Penn Players Looking to Their Experience to Help Win a First-Ever NCAA Opener
After two appearances in the last three seasons, Penn Is back in the NCAA women’s basketball tournament again as the Ivy champion and the first time achieving the the Quakers’ dance ticket on back-to-back performances and of course the first time doing it the way 31 other automatic qualifiers entering as conference champs do – win the passage through a conference tournament.
But this time there are differences.

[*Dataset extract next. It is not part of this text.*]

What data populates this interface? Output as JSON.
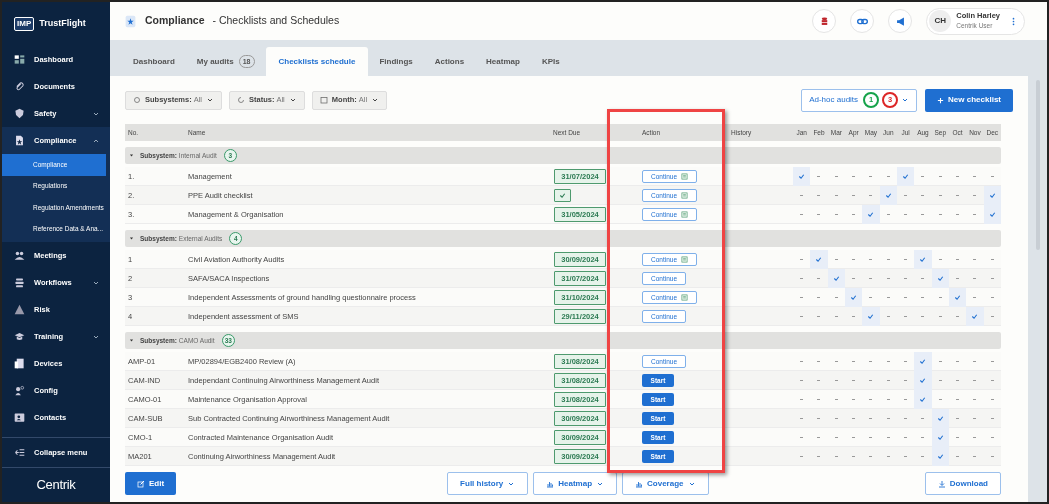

The two previous appearances involved bus trips to Maryland that made the experience somewhat feel like a November-December regional non-conference trip and those have been replaced by a coast-to-coast airplane ride to Los Angeles.

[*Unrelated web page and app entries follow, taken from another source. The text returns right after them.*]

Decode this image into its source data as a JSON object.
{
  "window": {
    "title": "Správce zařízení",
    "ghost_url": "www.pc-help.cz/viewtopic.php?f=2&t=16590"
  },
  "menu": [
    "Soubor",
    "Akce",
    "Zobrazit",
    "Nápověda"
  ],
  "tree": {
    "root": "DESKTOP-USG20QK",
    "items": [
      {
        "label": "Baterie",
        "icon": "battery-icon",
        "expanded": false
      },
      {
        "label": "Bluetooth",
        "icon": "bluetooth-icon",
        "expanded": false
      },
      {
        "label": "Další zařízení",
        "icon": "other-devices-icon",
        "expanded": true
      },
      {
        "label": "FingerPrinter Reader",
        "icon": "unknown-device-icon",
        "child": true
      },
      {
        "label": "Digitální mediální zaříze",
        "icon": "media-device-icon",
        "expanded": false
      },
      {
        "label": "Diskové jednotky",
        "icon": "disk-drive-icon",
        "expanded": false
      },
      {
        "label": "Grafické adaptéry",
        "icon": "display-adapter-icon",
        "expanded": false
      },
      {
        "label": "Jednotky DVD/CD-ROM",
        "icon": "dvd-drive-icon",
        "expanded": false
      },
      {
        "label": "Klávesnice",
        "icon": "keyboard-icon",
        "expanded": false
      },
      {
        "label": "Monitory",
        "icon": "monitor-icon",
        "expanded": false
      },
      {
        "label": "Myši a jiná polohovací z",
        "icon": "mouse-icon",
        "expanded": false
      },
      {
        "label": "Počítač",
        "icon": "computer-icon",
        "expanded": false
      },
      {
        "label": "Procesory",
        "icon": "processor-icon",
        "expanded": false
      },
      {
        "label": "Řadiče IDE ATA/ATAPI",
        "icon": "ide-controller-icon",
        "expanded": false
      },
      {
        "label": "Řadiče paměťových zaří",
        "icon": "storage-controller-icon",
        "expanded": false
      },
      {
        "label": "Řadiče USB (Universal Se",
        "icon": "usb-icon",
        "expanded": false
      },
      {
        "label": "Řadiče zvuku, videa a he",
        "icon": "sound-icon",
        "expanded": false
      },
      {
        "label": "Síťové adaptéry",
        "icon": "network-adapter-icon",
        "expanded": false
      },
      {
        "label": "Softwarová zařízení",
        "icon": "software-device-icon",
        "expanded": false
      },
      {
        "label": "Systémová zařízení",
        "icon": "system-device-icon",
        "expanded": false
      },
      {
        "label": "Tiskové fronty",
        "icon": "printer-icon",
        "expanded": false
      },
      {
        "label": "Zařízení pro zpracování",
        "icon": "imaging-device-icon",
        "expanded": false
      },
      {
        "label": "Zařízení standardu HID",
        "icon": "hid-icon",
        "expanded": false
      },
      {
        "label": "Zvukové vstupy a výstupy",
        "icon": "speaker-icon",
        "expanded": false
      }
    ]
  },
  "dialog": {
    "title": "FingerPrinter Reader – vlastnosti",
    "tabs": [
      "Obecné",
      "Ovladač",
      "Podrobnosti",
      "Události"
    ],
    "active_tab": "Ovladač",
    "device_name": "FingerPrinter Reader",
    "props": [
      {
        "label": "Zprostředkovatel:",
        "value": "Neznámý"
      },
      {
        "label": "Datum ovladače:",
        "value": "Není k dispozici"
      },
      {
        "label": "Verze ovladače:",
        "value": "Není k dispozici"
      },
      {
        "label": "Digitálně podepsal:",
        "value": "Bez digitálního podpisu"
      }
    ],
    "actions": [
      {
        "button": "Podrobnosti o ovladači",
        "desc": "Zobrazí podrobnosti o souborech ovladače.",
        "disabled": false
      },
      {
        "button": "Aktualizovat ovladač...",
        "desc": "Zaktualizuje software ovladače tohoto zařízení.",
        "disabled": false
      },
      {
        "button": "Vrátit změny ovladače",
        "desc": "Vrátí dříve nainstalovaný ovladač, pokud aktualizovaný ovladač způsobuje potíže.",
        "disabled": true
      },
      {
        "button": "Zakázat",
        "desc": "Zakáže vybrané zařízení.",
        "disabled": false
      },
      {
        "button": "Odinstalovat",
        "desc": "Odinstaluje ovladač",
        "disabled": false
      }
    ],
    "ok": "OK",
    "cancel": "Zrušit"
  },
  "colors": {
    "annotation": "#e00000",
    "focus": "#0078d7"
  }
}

The opponent this time for the 12th seeded Quakers (22-7) comes out of the Southeastern Conference in 5th seeded Texas A&M (21-11).
Gary Blair’s Aggies are a former member of the Big-12 and the last NCAA champions in 2012 before the University of Connecticut (32-0) has grabbed the next four and begins the road to Dallas Saturday morning with an NCAA-record 107-game win streak hosting No. 16 Albany (21-11) as the overall No. 1 seed and favorite to change the running total of titles to five and 12 overall.
Penn, which will tip at 9 p.m. in Pauley Pavilion on ESPN2 before host and No. 4 UCLA (23-8) meets No. 13 Boise State (25-7) in the second game as part of the Bridgeport Regional headed by UConn, also has something the Quakers have not held before in a lot more experience.
“Last year was mine and Michelle’s (Nwokedi) first time in the tournament, so this year, we’re bringing more maturity,” said all-Ivy first teamer Anna Ross Friday afternoon at the preview press conferences.
“It’s weird to think about, but we’re more of a veteran team, most of the people that play are juniors or seniors, and Sydney’s (Stipanovich) been here, so she’s fine. So, we’re more excited than nervous. I think we’ll bring more composure and I think we’re translating that to the underclassmen so I think from the get-go, we’re just going to be on top of our game.”
Stipanovich, the all-time shot blocker for men or women in Ivy history, and Nwokedi, Ivy players of the years in successive seasons, are a fierce inside tandem but against Texas A&M still come up short.
“We haven’t seen the size that they pose,” said Penn coach Mike McLaughin. “We’ve seen the talent level. We did, as you alluded to, we played Duke. The size there and the athleticism we’ve seen the speed of the guards, but just the pure size at all five positions.
“Syd’s used to it. We’ve played bigger players in the past, but there are some similarities, but I don’t know it’s one team that has the combination speed and size like we’ve seen.”
Nwokedi, whose roots are out of Texas, and Blair are familiar to each other from her high school days.
“Yeah, I was recruited by him,” she said. “I ended up at Penn. I thought that was the best option for me and I’m glad I chose Penn.”
"I recruited Michelle, their leading scorer,” Blair said. “She was from Houston. Just a great kid, but she wanted Ivy League and she’s done very well there. I wanted Ivy League, too, but I didn’t quite make it. So, I went to Texas Tech.”
Blair continued talking about the Ancient Eight, noting he was at Arkansas in the other game in 1998 when he watched No. 16 Harvard beat No. 1 Stanford out West in opening round play.
“Harvard just played the perfect game. And that’s what the Ivy League can do. Those kids realize those are not McDonald’s All-Americans you’re playing. They’re probably the people that are going to own a hell of a lot of McDonald’s.”
As for Penn’s strategy to try to get a first-ever NCAA win for the program, McLaughlin said, “We have to be able to play within the pace we like to play. That doesn’t mean we have to play slow, but we need to be in control of the game, the most we can.
“That’s when we have been the most effective, when we’ve controlled the pace of the game. We do like to get up and down the court, as well, and score in transition. Defensively, we have to be rock solid. We have to keep them off the glass. We have to control their inside game.
“They run a lot of ball screens, something we’ve emphasized all year and we change it up based on our opponent. They’re very good at it and we’ve got to be able to contain them.”